There in Section 137, the proposed law prohibits the Secretary of the Army from “constructing any additional interception-rearing complexes on the Missouri River” until the Corps of Engineers delivers a report to Congress about their broader impacts.
Graves has long felt the Corps directs disproportionate energy to fish and wildlife along the Missouri River as opposed to more human-centered purposes.
“Past efforts to help the pallid sturgeon have led to multiple years of flooding and millions of dollars worth of damage to my constituents,” the Republican lawmaker said on the House floor Wednesday.
“What’s worse is the fact the Corps has spent money year after year on population recovery and it has not helped the pallid sturgeon one bit.”
The U.S. House took up the 2018 version of the Water Resources Development Act on Wednesday.
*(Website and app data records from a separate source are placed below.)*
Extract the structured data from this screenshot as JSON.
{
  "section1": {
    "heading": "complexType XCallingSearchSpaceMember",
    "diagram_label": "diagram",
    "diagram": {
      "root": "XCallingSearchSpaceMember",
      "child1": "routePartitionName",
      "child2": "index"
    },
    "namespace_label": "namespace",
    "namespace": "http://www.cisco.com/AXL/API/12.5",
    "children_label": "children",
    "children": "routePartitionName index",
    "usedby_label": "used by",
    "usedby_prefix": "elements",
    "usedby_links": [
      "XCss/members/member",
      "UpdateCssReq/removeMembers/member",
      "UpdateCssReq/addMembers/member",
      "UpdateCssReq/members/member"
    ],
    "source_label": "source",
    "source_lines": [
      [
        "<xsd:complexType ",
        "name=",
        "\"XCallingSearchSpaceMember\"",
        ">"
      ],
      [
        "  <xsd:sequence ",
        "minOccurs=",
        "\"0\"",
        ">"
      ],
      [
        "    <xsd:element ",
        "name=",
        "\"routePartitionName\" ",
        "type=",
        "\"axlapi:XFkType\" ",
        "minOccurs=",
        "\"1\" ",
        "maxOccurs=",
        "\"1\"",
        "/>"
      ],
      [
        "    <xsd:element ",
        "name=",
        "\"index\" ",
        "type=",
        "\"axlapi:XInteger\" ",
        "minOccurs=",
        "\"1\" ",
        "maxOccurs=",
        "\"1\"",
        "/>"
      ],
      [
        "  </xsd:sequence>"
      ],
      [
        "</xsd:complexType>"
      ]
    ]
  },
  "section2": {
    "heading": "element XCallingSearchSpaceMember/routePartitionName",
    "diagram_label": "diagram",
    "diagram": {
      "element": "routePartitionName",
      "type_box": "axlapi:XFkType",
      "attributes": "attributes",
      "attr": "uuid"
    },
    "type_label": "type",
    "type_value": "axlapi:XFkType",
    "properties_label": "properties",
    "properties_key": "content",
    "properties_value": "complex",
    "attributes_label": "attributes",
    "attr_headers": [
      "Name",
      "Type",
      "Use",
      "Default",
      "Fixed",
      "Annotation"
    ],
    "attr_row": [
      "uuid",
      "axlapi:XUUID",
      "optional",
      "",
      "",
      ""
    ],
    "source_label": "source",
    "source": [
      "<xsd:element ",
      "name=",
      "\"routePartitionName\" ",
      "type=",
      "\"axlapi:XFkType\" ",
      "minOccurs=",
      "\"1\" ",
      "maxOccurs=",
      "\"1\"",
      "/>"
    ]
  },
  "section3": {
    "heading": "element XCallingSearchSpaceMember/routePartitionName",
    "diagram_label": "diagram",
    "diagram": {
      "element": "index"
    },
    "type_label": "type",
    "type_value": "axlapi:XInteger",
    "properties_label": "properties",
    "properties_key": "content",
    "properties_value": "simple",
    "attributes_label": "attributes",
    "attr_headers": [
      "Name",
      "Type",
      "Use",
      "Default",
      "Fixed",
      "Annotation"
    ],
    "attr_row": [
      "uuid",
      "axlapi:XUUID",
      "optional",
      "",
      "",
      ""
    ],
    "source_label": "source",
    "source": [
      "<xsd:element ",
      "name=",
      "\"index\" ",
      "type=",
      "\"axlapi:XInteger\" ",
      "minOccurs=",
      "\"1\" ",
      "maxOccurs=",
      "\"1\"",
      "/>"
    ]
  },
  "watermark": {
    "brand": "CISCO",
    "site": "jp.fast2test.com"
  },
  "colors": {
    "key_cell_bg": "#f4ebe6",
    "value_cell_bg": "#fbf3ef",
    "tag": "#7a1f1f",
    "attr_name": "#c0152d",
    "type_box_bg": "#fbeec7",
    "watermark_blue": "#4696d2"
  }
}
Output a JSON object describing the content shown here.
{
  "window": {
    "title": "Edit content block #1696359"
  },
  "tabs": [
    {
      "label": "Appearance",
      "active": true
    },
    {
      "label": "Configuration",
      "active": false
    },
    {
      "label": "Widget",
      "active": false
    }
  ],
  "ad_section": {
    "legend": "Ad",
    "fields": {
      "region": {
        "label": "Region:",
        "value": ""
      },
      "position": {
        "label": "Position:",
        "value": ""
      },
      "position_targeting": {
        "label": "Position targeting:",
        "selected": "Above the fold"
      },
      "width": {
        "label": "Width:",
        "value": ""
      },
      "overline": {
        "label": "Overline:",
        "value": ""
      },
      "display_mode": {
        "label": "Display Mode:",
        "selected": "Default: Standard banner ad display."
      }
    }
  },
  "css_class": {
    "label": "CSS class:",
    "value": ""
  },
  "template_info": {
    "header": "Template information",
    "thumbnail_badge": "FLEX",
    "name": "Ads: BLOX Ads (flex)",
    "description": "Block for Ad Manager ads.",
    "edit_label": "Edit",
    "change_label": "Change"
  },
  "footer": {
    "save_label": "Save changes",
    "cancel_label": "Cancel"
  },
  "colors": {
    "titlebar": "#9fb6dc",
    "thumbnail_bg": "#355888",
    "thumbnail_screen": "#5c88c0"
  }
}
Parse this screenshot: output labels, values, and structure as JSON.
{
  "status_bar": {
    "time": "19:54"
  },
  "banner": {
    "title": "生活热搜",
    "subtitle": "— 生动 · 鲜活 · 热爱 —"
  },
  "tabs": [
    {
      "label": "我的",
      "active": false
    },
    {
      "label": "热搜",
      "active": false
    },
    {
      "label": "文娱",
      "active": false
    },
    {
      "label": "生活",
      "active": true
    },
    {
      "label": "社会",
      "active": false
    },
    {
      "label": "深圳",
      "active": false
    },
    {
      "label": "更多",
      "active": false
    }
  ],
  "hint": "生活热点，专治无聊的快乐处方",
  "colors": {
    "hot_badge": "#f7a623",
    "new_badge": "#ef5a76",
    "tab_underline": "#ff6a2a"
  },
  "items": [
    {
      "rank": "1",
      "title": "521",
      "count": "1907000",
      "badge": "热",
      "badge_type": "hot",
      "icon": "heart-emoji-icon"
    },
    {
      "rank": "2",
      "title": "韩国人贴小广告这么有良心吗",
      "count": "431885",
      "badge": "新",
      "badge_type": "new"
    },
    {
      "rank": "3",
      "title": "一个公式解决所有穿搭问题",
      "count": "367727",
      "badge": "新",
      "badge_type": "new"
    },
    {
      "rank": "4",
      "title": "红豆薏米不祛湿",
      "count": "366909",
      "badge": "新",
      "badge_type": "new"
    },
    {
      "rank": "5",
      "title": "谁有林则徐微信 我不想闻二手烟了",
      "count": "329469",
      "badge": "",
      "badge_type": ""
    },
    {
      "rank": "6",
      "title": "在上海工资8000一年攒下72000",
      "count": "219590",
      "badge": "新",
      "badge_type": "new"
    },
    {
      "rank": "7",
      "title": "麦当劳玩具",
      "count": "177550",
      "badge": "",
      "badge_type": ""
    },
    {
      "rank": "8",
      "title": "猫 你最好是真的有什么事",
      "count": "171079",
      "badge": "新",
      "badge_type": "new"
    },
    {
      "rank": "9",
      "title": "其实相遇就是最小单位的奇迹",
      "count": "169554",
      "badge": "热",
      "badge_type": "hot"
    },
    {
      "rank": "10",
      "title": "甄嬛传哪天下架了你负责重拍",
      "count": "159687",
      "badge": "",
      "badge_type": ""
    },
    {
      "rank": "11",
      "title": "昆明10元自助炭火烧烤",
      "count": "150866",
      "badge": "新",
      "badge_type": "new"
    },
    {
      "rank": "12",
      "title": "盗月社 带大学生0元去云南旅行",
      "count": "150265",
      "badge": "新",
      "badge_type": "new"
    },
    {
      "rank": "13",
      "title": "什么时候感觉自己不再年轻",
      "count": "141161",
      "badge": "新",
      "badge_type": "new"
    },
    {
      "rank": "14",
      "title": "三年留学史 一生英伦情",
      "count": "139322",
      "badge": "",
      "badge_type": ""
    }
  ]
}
The Congressional Budget Office estimated this week that the bill would cost about $1.1 billion in federal dollars over the next five years and $2.5 billion during the period between 2019 and 2028.
The measure, passed on two-year cycles, most recently in 2014 and 2016, puts forth construction projects for improvement of waterway navigation and flood management, along with assisting in the mitigation of storm damage and water recycling and treatment projects.
In specific directives, this year’s bill approves a study of relocating Alaskan villages due to flooding, expedites a review of regulations surrounding a dike project in Florida and sets out a combined $50 million for eliminating or controlling combined sewer overflows in the Kansas City and St. Louis areas, among many other items.
It also makes specific reference to interception-rearing complexes, Corps of Engineers interventions that pull pallid sturgeon embryos out of navigation channels and into more supportive and food-providing habitat.
The measure requires the Corps to produce a report within 18 months on the benefits of such environmental work when weighed against the potential for human costs.
Graves, whose district includes nearly 400 miles of shoreline along the Missouri and Mississippi rivers, sits as a senior member of the House Transportation and Infrastructure Committee. He called the oversight necessary.
“I think we can all agree that the Corps needs regular examination of projects and policies to hold them accountable,” he said in his floor speech supporting the legislation, noting of the agency’s past mitigation, “They are now required to prove that it actually works.”
House Speaker Paul Ryan said in a statement that the water bill will help American industries gain a competitive edge.
“It will help maintain our network of inland waterways, which weaves through every state in the country,” the Wisconsin Republican said. “These waterways support $230 billion worth of cargo annually, connecting manufacturers and builders with essential commodities that support their trades and American jobs.”
Many of the speakers Wednesday referred to the backlog of improvement projects involving the nation’s rivers, harbors and sewers.
The 2017 Infrastructure Report Card of the American Society of Civil Engineers gave a grade of “D” to the nation’s inland waterways.
Ken Newton can be reached at firstname.lastname@example.org. Follow him on Twitter: @SJNPNewton.